I’m Telling the Story was cut out entirely for similar reasons, though I was disappointed when I had to do so, as it was the 70th anniversary of the concentration camps being liberated. In I’m Telling the Story, an old Jewish woman is walking home during the evening. She suddenly hears a dog barking and has a flashback to her time as a prisoner. I wanted to inter-cut the old woman running along the pathway, with her memories as a young girl of running along and being pursued. However, it proved difficult to find older actors available or a young actor to play the corresponding part of the girl. Although I did consider turning the poem into a dance instead, I finally decided to cut it out.

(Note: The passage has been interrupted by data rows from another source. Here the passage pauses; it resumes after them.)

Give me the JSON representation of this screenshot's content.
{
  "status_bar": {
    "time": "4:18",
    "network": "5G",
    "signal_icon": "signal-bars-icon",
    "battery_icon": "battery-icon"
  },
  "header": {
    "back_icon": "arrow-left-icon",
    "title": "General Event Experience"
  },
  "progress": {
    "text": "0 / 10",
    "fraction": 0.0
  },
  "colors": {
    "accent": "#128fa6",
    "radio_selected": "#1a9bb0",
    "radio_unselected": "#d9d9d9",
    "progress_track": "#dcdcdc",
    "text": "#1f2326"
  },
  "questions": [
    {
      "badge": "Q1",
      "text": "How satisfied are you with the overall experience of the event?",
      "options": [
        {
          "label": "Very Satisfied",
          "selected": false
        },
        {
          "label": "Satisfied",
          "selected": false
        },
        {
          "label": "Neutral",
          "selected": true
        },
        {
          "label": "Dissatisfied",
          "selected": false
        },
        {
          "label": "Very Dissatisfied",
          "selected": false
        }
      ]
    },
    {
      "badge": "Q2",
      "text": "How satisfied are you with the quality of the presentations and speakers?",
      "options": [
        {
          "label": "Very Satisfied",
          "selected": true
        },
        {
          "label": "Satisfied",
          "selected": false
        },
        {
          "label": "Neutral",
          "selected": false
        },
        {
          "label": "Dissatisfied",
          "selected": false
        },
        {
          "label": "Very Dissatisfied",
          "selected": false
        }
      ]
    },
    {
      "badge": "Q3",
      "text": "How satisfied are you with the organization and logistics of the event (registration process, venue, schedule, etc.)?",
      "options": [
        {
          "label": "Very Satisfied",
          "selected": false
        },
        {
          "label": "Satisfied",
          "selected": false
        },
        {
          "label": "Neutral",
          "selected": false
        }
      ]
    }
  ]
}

I’d placed a casting call on Casting Call Pro, a website that allows Producers and Production companies to contact a wide range of different actors. I put the two roles of the ‘Father’ (in Eye Spy) and ‘Irish Airman’ (An Irish Airman Foresees his Death) up. The Irish Airman role got a lot of interest very quickly, but when I went through the showreel footage each actor had, I thought Marcus Carroll would be perfect for the role of the Irish Airman. An Irish Airman Foresees his Death was a story that I already had worked out in my head; as a young man changes into his RFC uniform, he thinks about the time he spent with his politically charged friends (Nick Compton and Timothy Parry) and his sweetheart (Katherine Day). He acknowledges he is about to fly for the last time and never return to his home. I already had worked out a lot of the storyline, story boards and how I wanted the scenes to be edited in the final production.
I used the filming equipment from the SISO store at Commons and the editing software on the computers in the library to create the film and other materials to go with it. So the majority of my budget went on costumes and as I no longer had much time to redevelop my Arts Council Funding bid for a film, instead of a live performance, I decided to set up a Kickstarter campaign. The process was simple and straightforward, I went for an amount that would cover my expenses and used websites like ebay and charity shops to find costumes for an affordable price. The Kickstarter was also used to cover my ticket for the Mix Digital Conference, where I can show the fully finished film.